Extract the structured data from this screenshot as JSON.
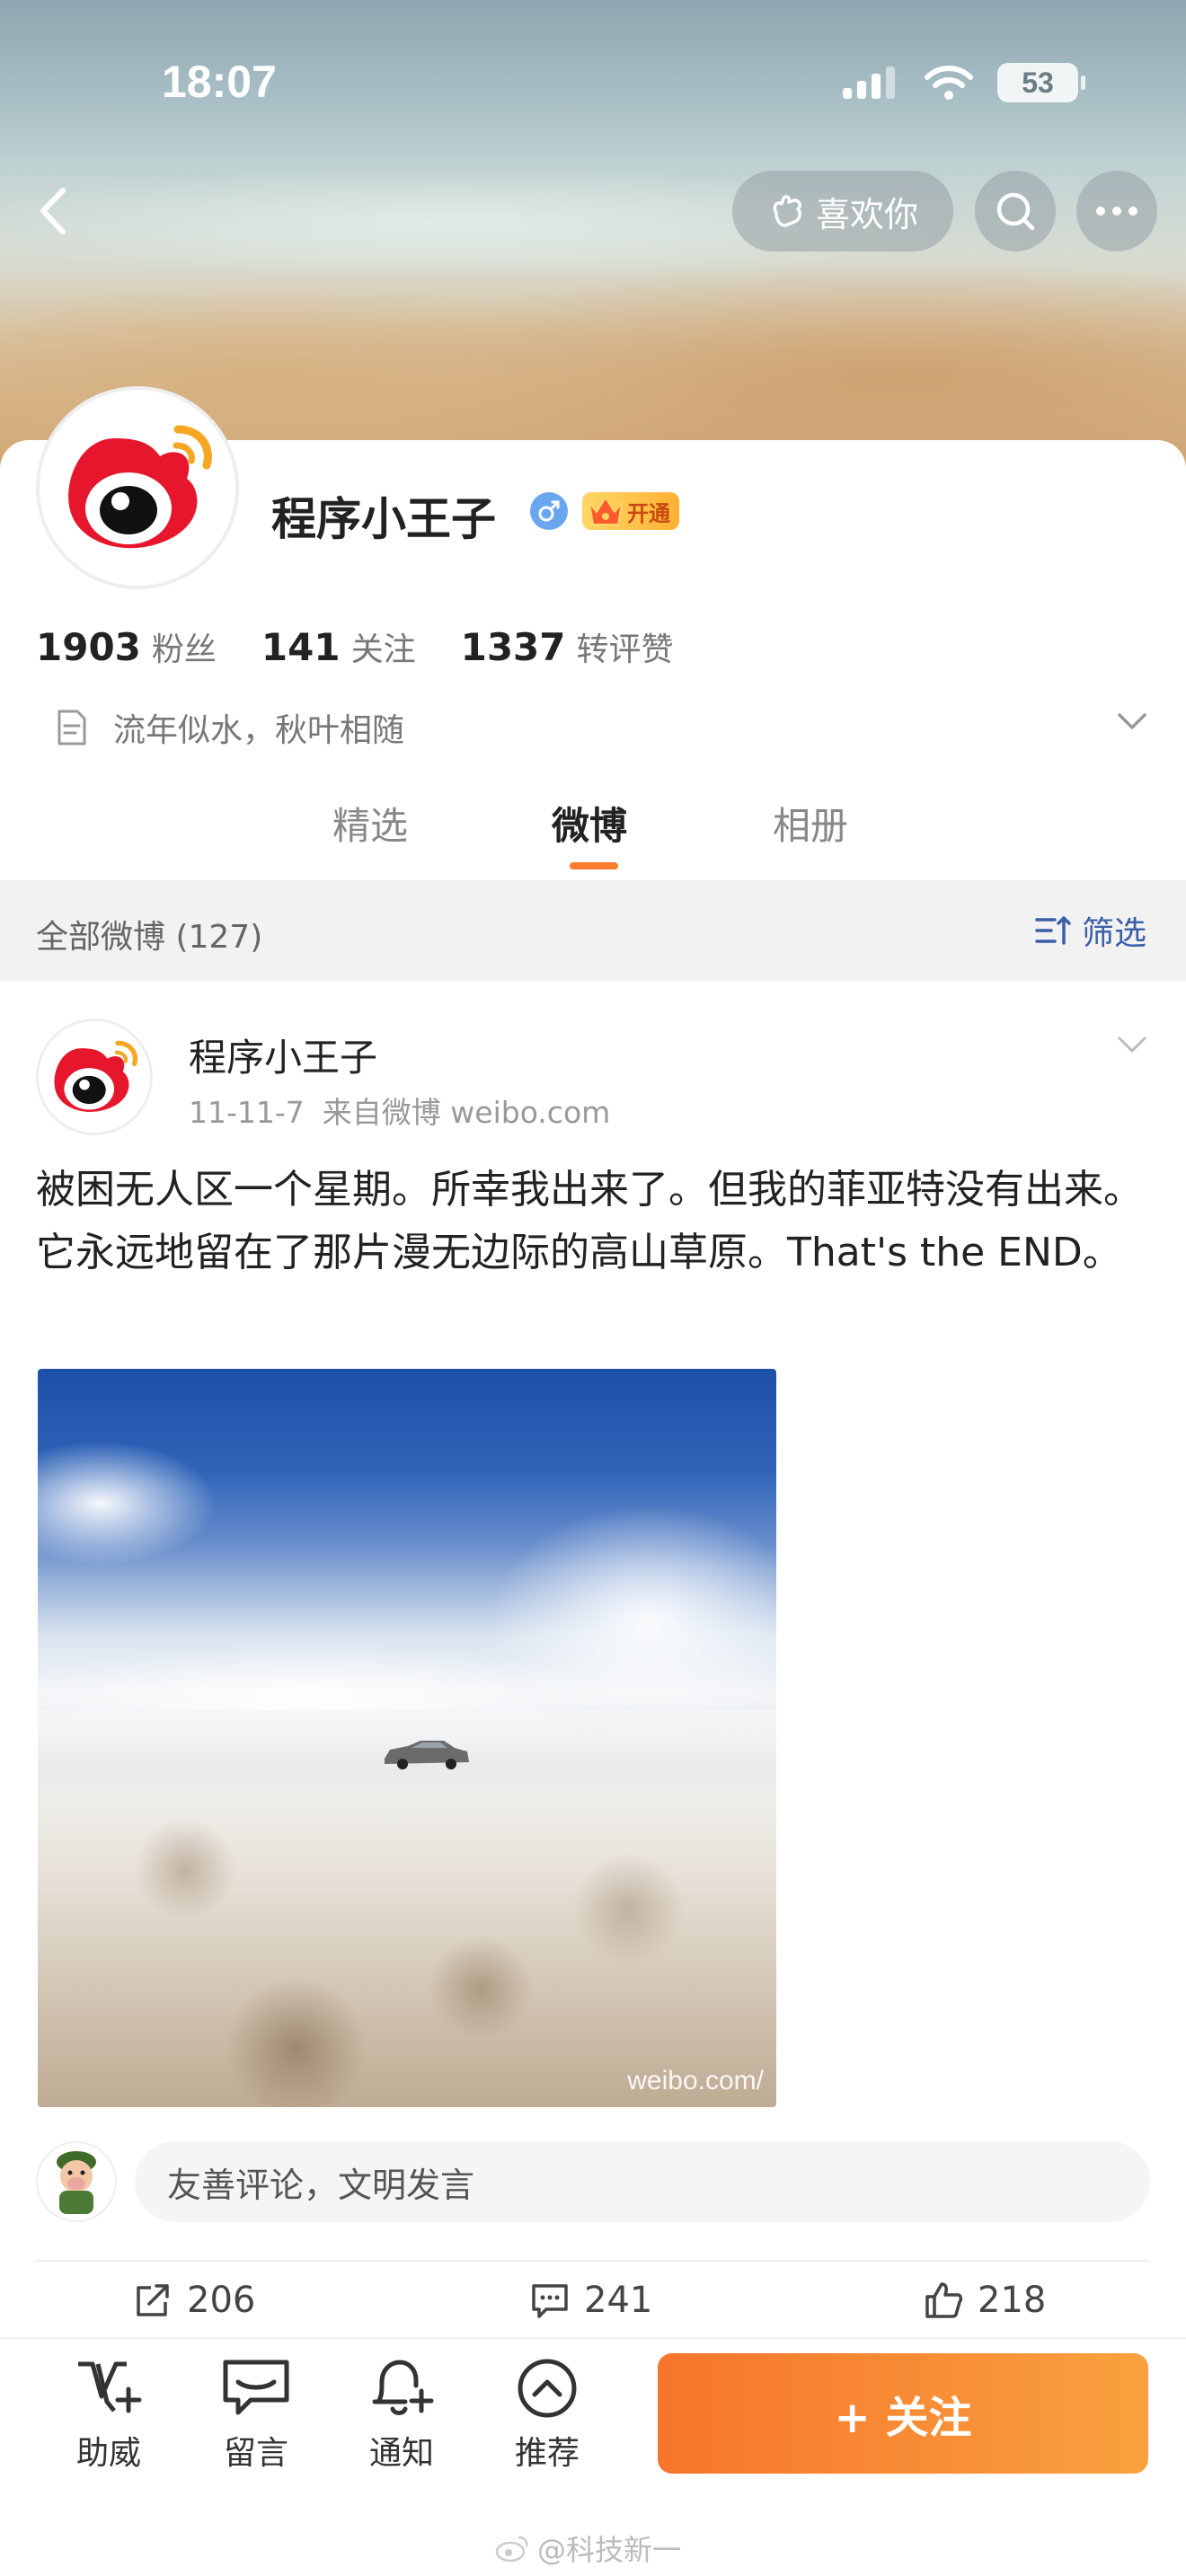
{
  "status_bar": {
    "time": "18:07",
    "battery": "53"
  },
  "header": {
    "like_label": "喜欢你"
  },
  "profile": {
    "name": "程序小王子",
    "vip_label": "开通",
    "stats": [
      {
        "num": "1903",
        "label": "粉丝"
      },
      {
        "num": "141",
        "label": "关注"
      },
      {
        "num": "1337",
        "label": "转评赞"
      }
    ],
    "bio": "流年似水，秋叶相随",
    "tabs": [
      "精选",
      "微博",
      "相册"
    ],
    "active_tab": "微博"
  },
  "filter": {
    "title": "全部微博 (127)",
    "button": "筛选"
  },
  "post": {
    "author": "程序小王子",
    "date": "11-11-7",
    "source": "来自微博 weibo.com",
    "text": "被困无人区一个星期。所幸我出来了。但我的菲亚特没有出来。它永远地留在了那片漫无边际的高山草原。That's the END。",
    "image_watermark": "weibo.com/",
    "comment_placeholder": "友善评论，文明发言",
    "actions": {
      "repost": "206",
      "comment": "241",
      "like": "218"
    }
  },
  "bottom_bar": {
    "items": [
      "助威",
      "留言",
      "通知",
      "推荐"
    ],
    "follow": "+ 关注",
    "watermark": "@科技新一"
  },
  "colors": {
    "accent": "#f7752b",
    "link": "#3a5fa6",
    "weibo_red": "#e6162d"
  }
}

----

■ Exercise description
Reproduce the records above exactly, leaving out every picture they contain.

■ Response to this task
Extract the structured data from this screenshot as JSON.
{
  "status_bar": {
    "time": "18:07",
    "battery": "53"
  },
  "header": {
    "like_label": "喜欢你"
  },
  "profile": {
    "name": "程序小王子",
    "vip_label": "开通",
    "stats": [
      {
        "num": "1903",
        "label": "粉丝"
      },
      {
        "num": "141",
        "label": "关注"
      },
      {
        "num": "1337",
        "label": "转评赞"
      }
    ],
    "bio": "流年似水，秋叶相随",
    "tabs": [
      "精选",
      "微博",
      "相册"
    ],
    "active_tab": "微博"
  },
  "filter": {
    "title": "全部微博 (127)",
    "button": "筛选"
  },
  "post": {
    "author": "程序小王子",
    "date": "11-11-7",
    "source": "来自微博 weibo.com",
    "text": "被困无人区一个星期。所幸我出来了。但我的菲亚特没有出来。它永远地留在了那片漫无边际的高山草原。That's the END。",
    "image_watermark": "weibo.com/",
    "comment_placeholder": "友善评论，文明发言",
    "actions": {
      "repost": "206",
      "comment": "241",
      "like": "218"
    }
  },
  "bottom_bar": {
    "items": [
      "助威",
      "留言",
      "通知",
      "推荐"
    ],
    "follow": "+ 关注",
    "watermark": "@科技新一"
  },
  "colors": {
    "accent": "#f7752b",
    "link": "#3a5fa6",
    "weibo_red": "#e6162d"
  }
}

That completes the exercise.